Letter to the editor:
In recent months, routine stops by police have escalated into deadly encounters. Some have been widely publicized because they were captured on video. The videos have shown police using excessive force and tactics that prompted widespread protests. The question being asked is, has this troublesome behavior been going on all the time and is just now coming to light because of the videos?

A related issue has to do with police recruitment and training. Recent events have shown that, despite the screening process, many individuals entering the force are not suited to be guardians of the peace.

MORE: To regain trust, Chicago police have work to do

A frame grab from a dashcam video released by Chicago Police. (Photo: Chicago Police via epa)
A frame grab from a dashcam video released by Chicago Police. (Photo: Chicago Police via epa)

Some bring to the force personality defects or harbor negative feelings toward certain groups that can influence whether an encounter ends peacefully or with conflict. This is especially true in the case of a person being stopped who does not instantly obey a command and the officer has a short fuse or a quick temper. That is a recipe for escalation. Couple this with the person being stopped having their own issues with police, and one can readily see how a minor event can become a major one.

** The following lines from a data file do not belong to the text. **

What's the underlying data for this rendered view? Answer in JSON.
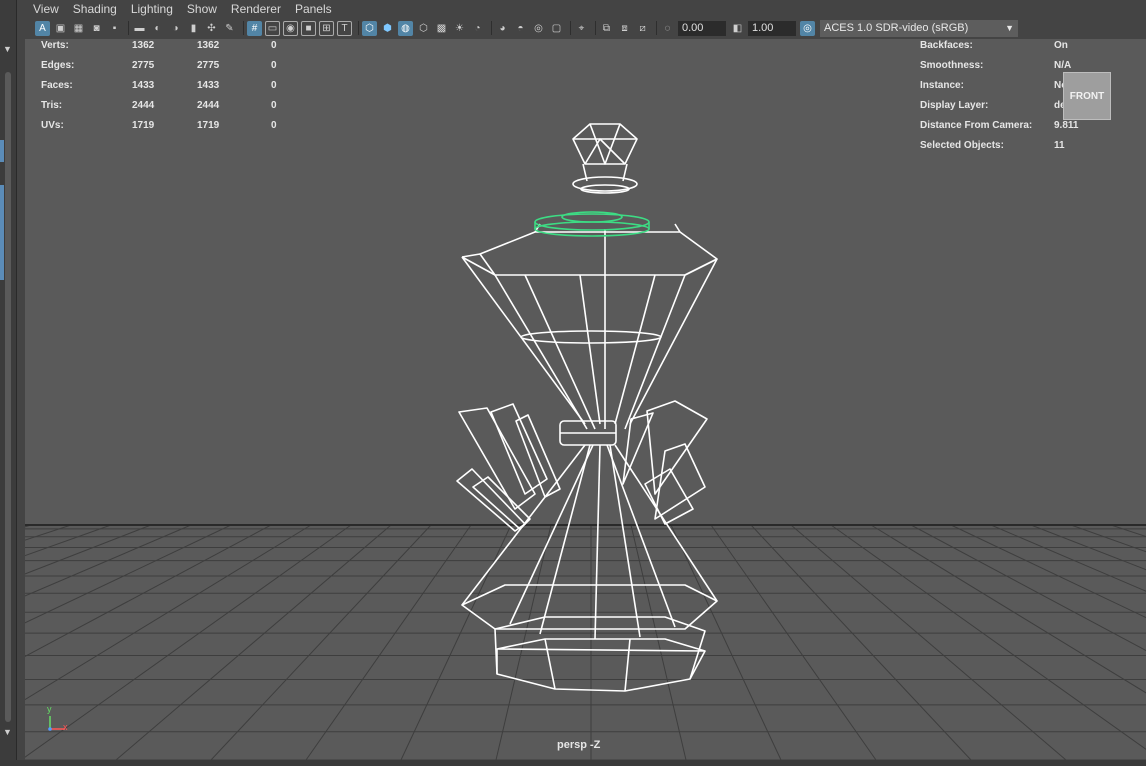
{
  "menubar": {
    "items": [
      "View",
      "Shading",
      "Lighting",
      "Show",
      "Renderer",
      "Panels"
    ]
  },
  "toolbar": {
    "icons": [
      "select-camera-icon",
      "camera-attributes-icon",
      "bookmark-icon",
      "image-plane-icon",
      "grid-toggle-icon",
      "film-gate-icon",
      "resolution-gate-icon",
      "gate-mask-icon",
      "field-chart-icon",
      "safe-action-icon",
      "safe-title-icon",
      "wireframe-icon",
      "smooth-shade-icon",
      "wireframe-on-shaded-icon",
      "default-material-icon",
      "xray-icon",
      "use-lights-icon",
      "shadows-icon",
      "screen-space-ao-icon",
      "motion-blur-icon",
      "multisample-aa-icon",
      "depth-of-field-icon",
      "isolate-select-icon",
      "xray-joints-icon",
      "xray-active-icon",
      "backface-culling-icon"
    ],
    "exposure_value": "0.00",
    "gamma_value": "1.00",
    "color_management": "ACES 1.0 SDR-video (sRGB)"
  },
  "hud_left": {
    "rows": [
      {
        "label": "Verts:",
        "a": "1362",
        "b": "1362",
        "c": "0"
      },
      {
        "label": "Edges:",
        "a": "2775",
        "b": "2775",
        "c": "0"
      },
      {
        "label": "Faces:",
        "a": "1433",
        "b": "1433",
        "c": "0"
      },
      {
        "label": "Tris:",
        "a": "2444",
        "b": "2444",
        "c": "0"
      },
      {
        "label": "UVs:",
        "a": "1719",
        "b": "1719",
        "c": "0"
      }
    ]
  },
  "hud_right": {
    "rows": [
      {
        "label": "Backfaces:",
        "value": "On"
      },
      {
        "label": "Smoothness:",
        "value": "N/A"
      },
      {
        "label": "Instance:",
        "value": "No"
      },
      {
        "label": "Display Layer:",
        "value": "default"
      },
      {
        "label": "Distance From Camera:",
        "value": "9.811"
      },
      {
        "label": "Selected Objects:",
        "value": "11"
      }
    ]
  },
  "viewcube": {
    "label": "FRONT"
  },
  "camera_label": "persp -Z",
  "axis": {
    "y": "y",
    "x": "x"
  },
  "colors": {
    "viewport_bg": "#5a5a5a",
    "wireframe": "#ffffff",
    "selection_highlight": "#3ddc84",
    "active_button": "#5285a6"
  }
}
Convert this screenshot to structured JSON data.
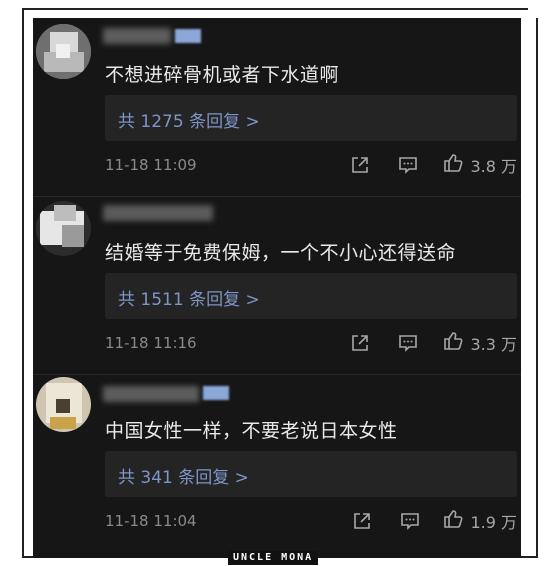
{
  "comments": [
    {
      "text": "不想进碎骨机或者下水道啊",
      "replies": "共 1275 条回复 >",
      "time": "11-18 11:09",
      "likes": "3.8 万"
    },
    {
      "text": "结婚等于免费保姆，一个不小心还得送命",
      "replies": "共 1511 条回复 >",
      "time": "11-18 11:16",
      "likes": "3.3 万"
    },
    {
      "text": "中国女性一样，不要老说日本女性",
      "replies": "共 341 条回复 >",
      "time": "11-18 11:04",
      "likes": "1.9 万"
    }
  ],
  "watermark": "UNCLE MONA",
  "icons": {
    "share": "share-icon",
    "comment": "comment-icon",
    "like": "thumbs-up-icon"
  },
  "colors": {
    "background": "#161616",
    "text": "#e9e9e9",
    "reply_link": "#7f95c7",
    "meta": "#8a8a8a"
  }
}
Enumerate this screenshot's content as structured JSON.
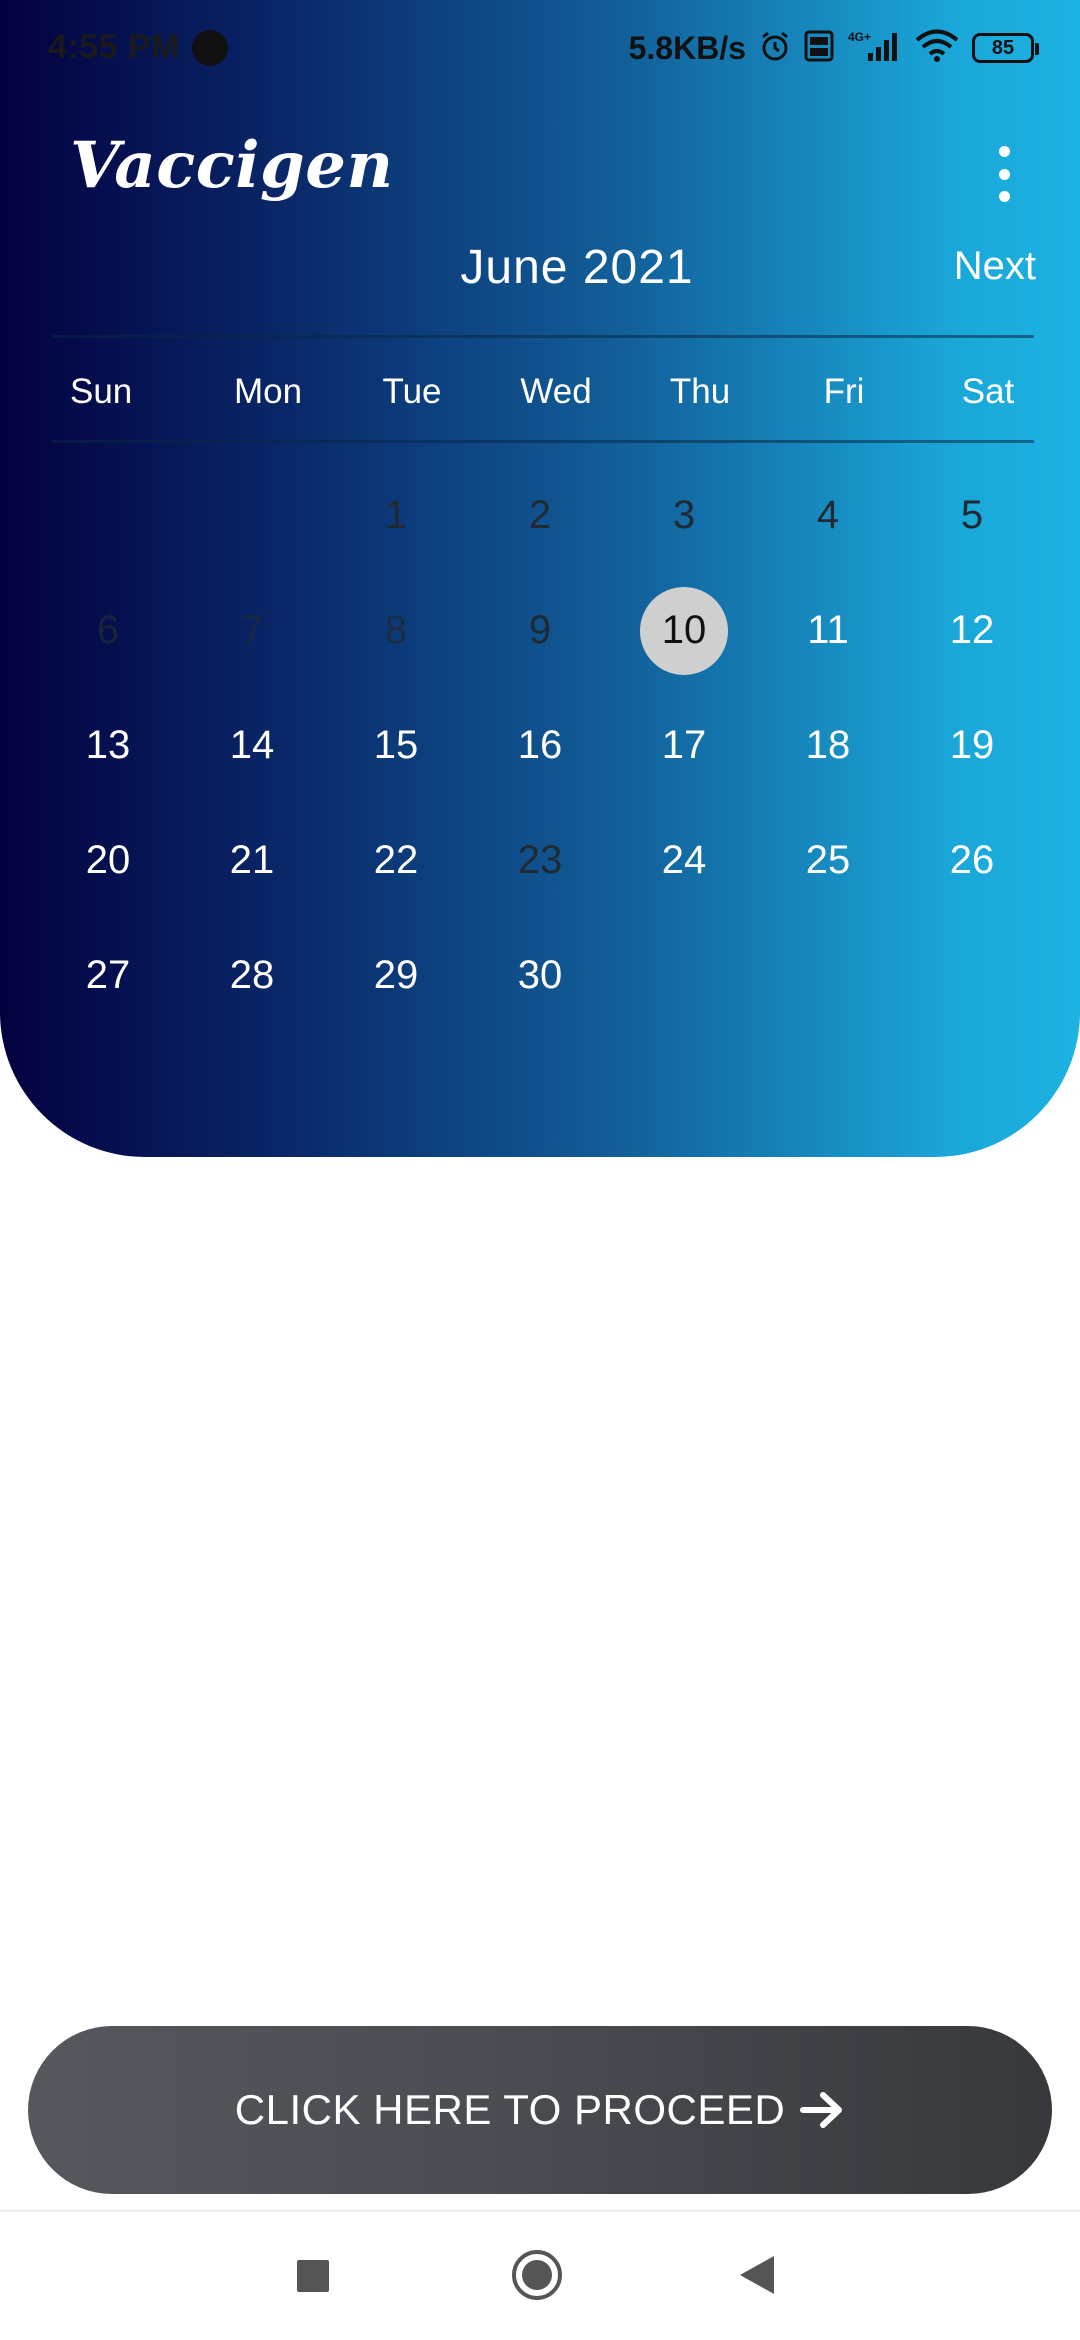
{
  "status_bar": {
    "time": "4:55 PM",
    "net_speed": "5.8KB/s",
    "battery": "85",
    "network": "4G+"
  },
  "app": {
    "title": "Vaccigen",
    "menu_icon": "more-vert-icon"
  },
  "calendar": {
    "month_title": "June 2021",
    "next_label": "Next",
    "weekdays": [
      "Sun",
      "Mon",
      "Tue",
      "Wed",
      "Thu",
      "Fri",
      "Sat"
    ],
    "leading_blanks": 2,
    "days": [
      {
        "label": "1",
        "state": "disabled"
      },
      {
        "label": "2",
        "state": "disabled"
      },
      {
        "label": "3",
        "state": "disabled"
      },
      {
        "label": "4",
        "state": "disabled"
      },
      {
        "label": "5",
        "state": "disabled"
      },
      {
        "label": "6",
        "state": "disabled-faded"
      },
      {
        "label": "7",
        "state": "disabled-faded"
      },
      {
        "label": "8",
        "state": "disabled-faded"
      },
      {
        "label": "9",
        "state": "disabled"
      },
      {
        "label": "10",
        "state": "selected"
      },
      {
        "label": "11",
        "state": "available"
      },
      {
        "label": "12",
        "state": "available"
      },
      {
        "label": "13",
        "state": "available"
      },
      {
        "label": "14",
        "state": "available"
      },
      {
        "label": "15",
        "state": "available"
      },
      {
        "label": "16",
        "state": "available"
      },
      {
        "label": "17",
        "state": "available"
      },
      {
        "label": "18",
        "state": "available"
      },
      {
        "label": "19",
        "state": "available"
      },
      {
        "label": "20",
        "state": "available"
      },
      {
        "label": "21",
        "state": "available"
      },
      {
        "label": "22",
        "state": "available"
      },
      {
        "label": "23",
        "state": "disabled"
      },
      {
        "label": "24",
        "state": "available"
      },
      {
        "label": "25",
        "state": "available"
      },
      {
        "label": "26",
        "state": "available"
      },
      {
        "label": "27",
        "state": "available"
      },
      {
        "label": "28",
        "state": "available"
      },
      {
        "label": "29",
        "state": "available"
      },
      {
        "label": "30",
        "state": "available"
      }
    ]
  },
  "proceed": {
    "label": "CLICK HERE TO PROCEED",
    "icon": "arrow-right-icon"
  },
  "colors": {
    "gradient_start": "#03003f",
    "gradient_end": "#1cb3e2",
    "selected_day_bg": "#cfcfcf",
    "button_bg": "#4a4d52"
  }
}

Going forward, the use of dashcams and body cameras has to be the order of the day. Unprofessional behavior on the part of the officer, as well as unruly behavior on the part of the person being stopped, can be determined from the videos. A police encounter not captured on a body camera and/or dashcam should result in severe punishment for the officers involved.

Although most officers carry out their duties in a professional way, the few who do not tarnish the entire force, which results in distrust by the public the police have pledged to serve and protect.

Ned L. McCray; Tinley Park, Ill.

Demonstrators march in Chicago on Dec. 9, 2015. (Photo: Scott Olson, Getty Images)
Demonstrators march in Chicago on Dec. 9, 2015. (Photo: Scott Olson, Getty Images)

Letter to the editor:
In his commentary piece “How do we identify killer cops?” Gerry Spence needs to back up and refocus his energy. What were each of the “victims” doing when the police engaged? Were drugs, theft or violence involved?

Has Spence ever been mistreated by the police? Have you? My guess is, no. Likely, he follows laws, obeys authority, uses good common sense and is a reputable citizen. He should rewind his focus on each of his sensational, albeit misleading, examples. They weren’t just bystanders. Let’s fix that behavior first.

Ed Skibinski; Florissant, Mo.

Investigation follows video

In the wake of the release of the video of the Laquan McDonald shooting in Chicago, we asked readers what they thought about the federal government launching an investigation of the Chicago Police Department.

Letter to the editor:
It would seem that the police are trained to shoot to kill rather than shoot to disarm or disable.  An injured person can recover, and if a mistake had been made there is chance for correction.  A dead person is dead!!

Warren Harris; Maryville, Tenn.

What has your experience been with law enforcement in your community? Join the conversation. Send photos or comments via Twitter using #policingtheusa or emailing letters@usatoday.com. You can also call 540-739-2928 and leave a voice message.